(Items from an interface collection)
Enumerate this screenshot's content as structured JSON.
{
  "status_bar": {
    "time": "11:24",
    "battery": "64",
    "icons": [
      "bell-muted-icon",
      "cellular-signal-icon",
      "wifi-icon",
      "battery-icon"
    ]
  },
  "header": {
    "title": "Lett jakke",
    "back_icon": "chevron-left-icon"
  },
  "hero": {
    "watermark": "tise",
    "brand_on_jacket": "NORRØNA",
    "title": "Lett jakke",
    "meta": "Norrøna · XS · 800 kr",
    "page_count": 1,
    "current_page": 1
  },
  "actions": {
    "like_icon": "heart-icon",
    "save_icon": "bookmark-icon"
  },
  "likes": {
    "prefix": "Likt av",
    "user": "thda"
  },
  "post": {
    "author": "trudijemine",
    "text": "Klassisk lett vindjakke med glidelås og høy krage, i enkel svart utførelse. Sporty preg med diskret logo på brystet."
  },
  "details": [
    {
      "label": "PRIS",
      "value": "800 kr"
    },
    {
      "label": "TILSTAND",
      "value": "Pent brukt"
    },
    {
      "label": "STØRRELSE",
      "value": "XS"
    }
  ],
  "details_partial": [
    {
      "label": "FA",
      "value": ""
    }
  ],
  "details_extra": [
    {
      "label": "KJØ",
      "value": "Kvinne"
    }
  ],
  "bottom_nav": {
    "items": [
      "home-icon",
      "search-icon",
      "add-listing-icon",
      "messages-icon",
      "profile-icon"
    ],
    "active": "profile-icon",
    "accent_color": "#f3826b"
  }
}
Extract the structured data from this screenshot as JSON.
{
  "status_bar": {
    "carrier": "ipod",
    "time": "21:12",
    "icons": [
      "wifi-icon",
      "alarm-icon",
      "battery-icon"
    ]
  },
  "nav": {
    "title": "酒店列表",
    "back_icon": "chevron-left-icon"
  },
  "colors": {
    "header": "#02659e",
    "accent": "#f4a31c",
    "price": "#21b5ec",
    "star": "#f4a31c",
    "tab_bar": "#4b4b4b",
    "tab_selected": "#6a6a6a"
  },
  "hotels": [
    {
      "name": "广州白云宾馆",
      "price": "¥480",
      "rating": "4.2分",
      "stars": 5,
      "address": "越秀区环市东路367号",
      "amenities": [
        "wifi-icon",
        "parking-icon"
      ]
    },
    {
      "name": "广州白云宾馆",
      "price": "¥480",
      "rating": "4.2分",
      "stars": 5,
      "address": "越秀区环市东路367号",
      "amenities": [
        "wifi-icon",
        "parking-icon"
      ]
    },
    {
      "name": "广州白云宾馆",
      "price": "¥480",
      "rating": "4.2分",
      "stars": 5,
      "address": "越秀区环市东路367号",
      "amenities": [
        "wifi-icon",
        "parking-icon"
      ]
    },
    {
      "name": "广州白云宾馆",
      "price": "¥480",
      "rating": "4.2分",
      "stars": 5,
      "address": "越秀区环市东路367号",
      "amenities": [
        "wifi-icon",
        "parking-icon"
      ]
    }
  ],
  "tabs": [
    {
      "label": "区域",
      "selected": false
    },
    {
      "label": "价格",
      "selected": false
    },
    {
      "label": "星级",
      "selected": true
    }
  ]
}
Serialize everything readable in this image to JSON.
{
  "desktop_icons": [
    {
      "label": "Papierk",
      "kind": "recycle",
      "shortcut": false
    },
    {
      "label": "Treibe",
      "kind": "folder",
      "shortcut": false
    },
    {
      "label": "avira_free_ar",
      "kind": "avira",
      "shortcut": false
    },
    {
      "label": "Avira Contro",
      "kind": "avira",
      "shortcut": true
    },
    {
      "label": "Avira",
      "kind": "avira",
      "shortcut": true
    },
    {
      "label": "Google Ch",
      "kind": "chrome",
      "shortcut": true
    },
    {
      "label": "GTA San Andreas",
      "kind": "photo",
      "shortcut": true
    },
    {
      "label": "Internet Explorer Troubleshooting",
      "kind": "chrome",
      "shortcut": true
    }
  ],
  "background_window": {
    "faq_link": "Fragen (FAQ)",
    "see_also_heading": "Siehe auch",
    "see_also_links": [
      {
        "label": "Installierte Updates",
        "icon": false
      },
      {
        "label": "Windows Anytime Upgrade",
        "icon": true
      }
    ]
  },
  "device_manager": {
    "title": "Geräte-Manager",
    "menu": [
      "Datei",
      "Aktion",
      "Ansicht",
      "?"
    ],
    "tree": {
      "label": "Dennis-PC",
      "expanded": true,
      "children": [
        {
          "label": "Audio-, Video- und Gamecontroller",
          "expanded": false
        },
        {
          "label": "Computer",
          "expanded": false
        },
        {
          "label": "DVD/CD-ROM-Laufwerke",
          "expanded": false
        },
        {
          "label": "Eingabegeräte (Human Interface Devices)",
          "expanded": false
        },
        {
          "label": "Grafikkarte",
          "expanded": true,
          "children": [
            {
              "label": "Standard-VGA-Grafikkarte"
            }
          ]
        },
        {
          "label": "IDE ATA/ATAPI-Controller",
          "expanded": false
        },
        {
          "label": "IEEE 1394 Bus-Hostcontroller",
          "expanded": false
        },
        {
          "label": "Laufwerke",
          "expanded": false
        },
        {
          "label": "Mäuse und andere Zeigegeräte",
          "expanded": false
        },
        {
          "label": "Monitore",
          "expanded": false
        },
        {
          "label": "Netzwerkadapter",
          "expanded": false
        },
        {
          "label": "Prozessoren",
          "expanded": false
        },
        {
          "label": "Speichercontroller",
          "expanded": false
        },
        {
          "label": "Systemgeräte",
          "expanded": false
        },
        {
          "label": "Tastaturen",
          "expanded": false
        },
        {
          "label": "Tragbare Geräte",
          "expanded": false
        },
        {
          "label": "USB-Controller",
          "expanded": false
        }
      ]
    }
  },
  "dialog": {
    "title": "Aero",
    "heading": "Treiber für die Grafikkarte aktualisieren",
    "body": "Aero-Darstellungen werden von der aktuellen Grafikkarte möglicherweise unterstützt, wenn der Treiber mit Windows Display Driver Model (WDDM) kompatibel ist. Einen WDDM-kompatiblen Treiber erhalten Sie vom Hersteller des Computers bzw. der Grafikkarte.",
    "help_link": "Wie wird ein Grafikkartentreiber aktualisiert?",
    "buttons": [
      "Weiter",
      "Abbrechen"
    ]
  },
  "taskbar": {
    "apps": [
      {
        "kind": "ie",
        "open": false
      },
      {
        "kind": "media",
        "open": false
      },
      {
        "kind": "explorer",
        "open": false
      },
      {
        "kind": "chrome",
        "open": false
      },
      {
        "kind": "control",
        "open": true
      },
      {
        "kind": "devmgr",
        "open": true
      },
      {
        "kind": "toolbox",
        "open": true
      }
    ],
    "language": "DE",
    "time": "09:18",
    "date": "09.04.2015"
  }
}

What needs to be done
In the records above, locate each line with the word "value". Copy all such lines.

Written answer
      "value": "800 kr"
      "value": "Pent brukt"
      "value": "XS"
      "value": ""
      "value": "Kvinne"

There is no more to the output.